At an early age, emulating his father’s, acumen and professionalism, James developed his knowledge of and love for financial management, while working for his dad’s practice. The lessons he learned while working with his father, coupled with his love for financial management, led to other successful business ventures; ultimately leading him to establish the recent merger of “HEYWARD CPA, PLLC & A-OH Business Services.”
James E Heyward will remain Principal owner, while Oscar Heyward will operate an Executive Associate.
Heyward CPA PLLC is a Durham, North Carolina based firm on a mission to increase the success of small and mid-size companies, with a specialty in minority-owned firms, as a means of strengthening the economy and developing wealth.
As the year draws to a close, a lot of us carving out time between holiday parties and wrapping up projects to make a few New Year’s resolutions. After writing or typing out our lists, we roar into the new year with the best of intentions, armed with gym memberships, apps, and new gadgets. Yet, by the end of 2019, more than 90% of us will have abandoned our resolutio until December, when the whole cycle starts again. In this habit-forming episode, we talk about goal setting: why we succeed, why we fail, and some strategies for making your 2019 resolutions ones we’ll keep. Because we’re a money and finance podcast, and because financial resolutions are incredibly common (one poll taken at the beginning of the year found that saving money was tied with diet and exercise changes for the most popular resolution), we also discuss some things to do to get your finances ready for 2019.

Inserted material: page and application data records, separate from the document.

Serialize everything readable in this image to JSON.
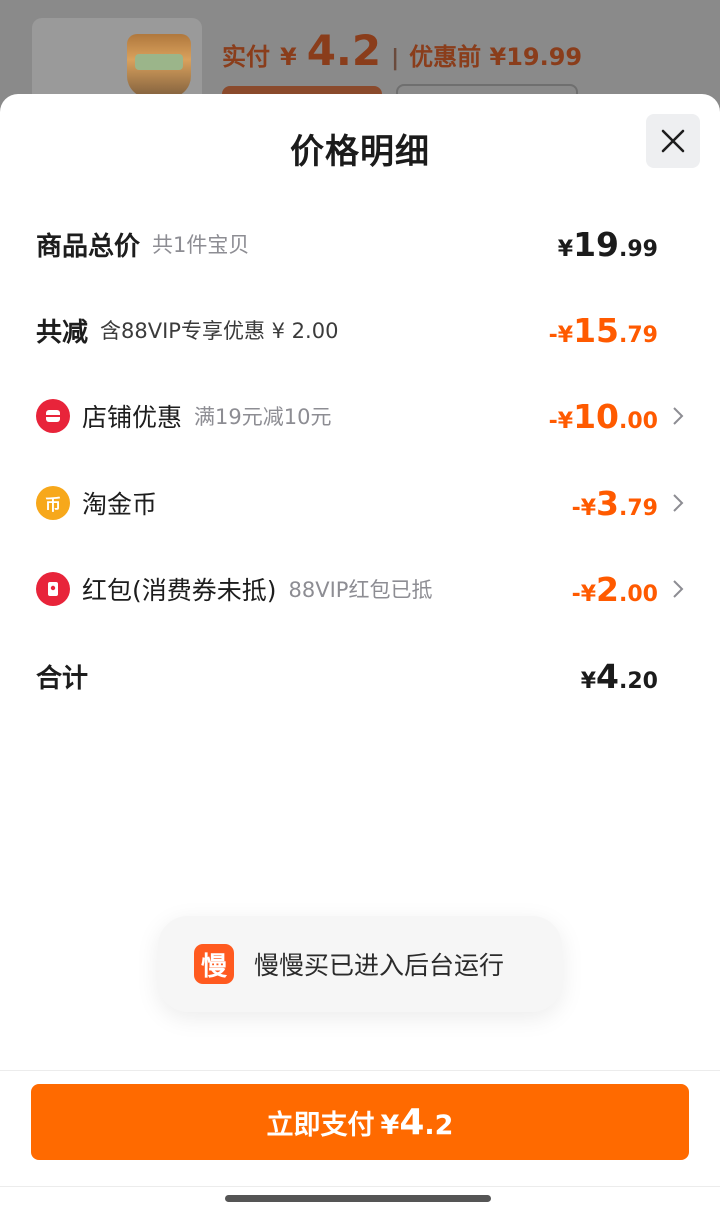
{
  "background_card": {
    "pay_label": "实付",
    "pay_currency": "¥",
    "pay_amount": "4.2",
    "separator": "|",
    "before_label": "优惠前 ¥19.99"
  },
  "sheet": {
    "title": "价格明细",
    "close_icon": "close-icon"
  },
  "rows": {
    "total_goods": {
      "label": "商品总价",
      "sub": "共1件宝贝",
      "currency": "¥",
      "int": "19",
      "dec": ".99"
    },
    "total_reduced": {
      "label": "共减",
      "sub": "含88VIP专享优惠 ¥ 2.00",
      "currency": "-¥",
      "int": "15",
      "dec": ".79"
    },
    "shop_discount": {
      "icon": "shop-coupon-icon",
      "icon_color": "#e8243a",
      "label": "店铺优惠",
      "sub": "满19元减10元",
      "currency": "-¥",
      "int": "10",
      "dec": ".00"
    },
    "taojinbi": {
      "icon": "coin-icon",
      "icon_color": "#f7a81b",
      "icon_glyph": "币",
      "label": "淘金币",
      "sub": "",
      "currency": "-¥",
      "int": "3",
      "dec": ".79"
    },
    "red_packet": {
      "icon": "red-packet-icon",
      "icon_color": "#e8243a",
      "label": "红包(消费券未抵)",
      "sub": "88VIP红包已抵",
      "currency": "-¥",
      "int": "2",
      "dec": ".00"
    },
    "sum": {
      "label": "合计",
      "currency": "¥",
      "int": "4",
      "dec": ".20"
    }
  },
  "toast": {
    "icon_glyph": "慢",
    "text": "慢慢买已进入后台运行"
  },
  "footer": {
    "pay_label": "立即支付",
    "currency": "¥",
    "int": "4",
    "dec": ".2"
  },
  "colors": {
    "accent": "#ff6a00",
    "discount_text": "#ff5a00"
  }
}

Not subscribed yet? You can do so on Apple Podcasts, Google Play, and Stitcher. Our previous episodes can be found here. If you want to talk to us about habits, resolutions, or your financial goals for 2019. we’re @financialflipside on Facebook, Twitter, and Instagram.
Mentioned on the show:
Business owners aren’t in business to lose money. So there’s not much to like about a nonprofitable year. For a shareholder in an S corporation, however, a down year can have an upside — the corporate loss may give rise to a personal tax deduction.
Standing between an S shareholder and the loss deduction is a tricky tax computation known as “adjusted basis.” Under the tax law, a shareholder’s loss deduction is limited to the shareholder’s adjusted basis in his/her corporate stock and in any debt the company owes the shareholder.
What is adjusted basis, anyway? Essentially, it’s a figure that tracks the shareholder’s investment in the company for tax purposes. The basis number changes every year to account for any money flowing between the company and the shareholder — distributions, capital contributions, loans, and loan repayments — as well as for the shareholder’s allocated share of corporate income or loss.
If a net operating loss is anticipated for the year, S shareholders should find out whether they will have enough basis to benefit from the projected loss deduction. If not, it may be possible to increase basis by making a contribution to capital or by loaning the company money before year-end. When you give us a call today, our tax professionals can offer guidance so that the transaction will pass IRS muster.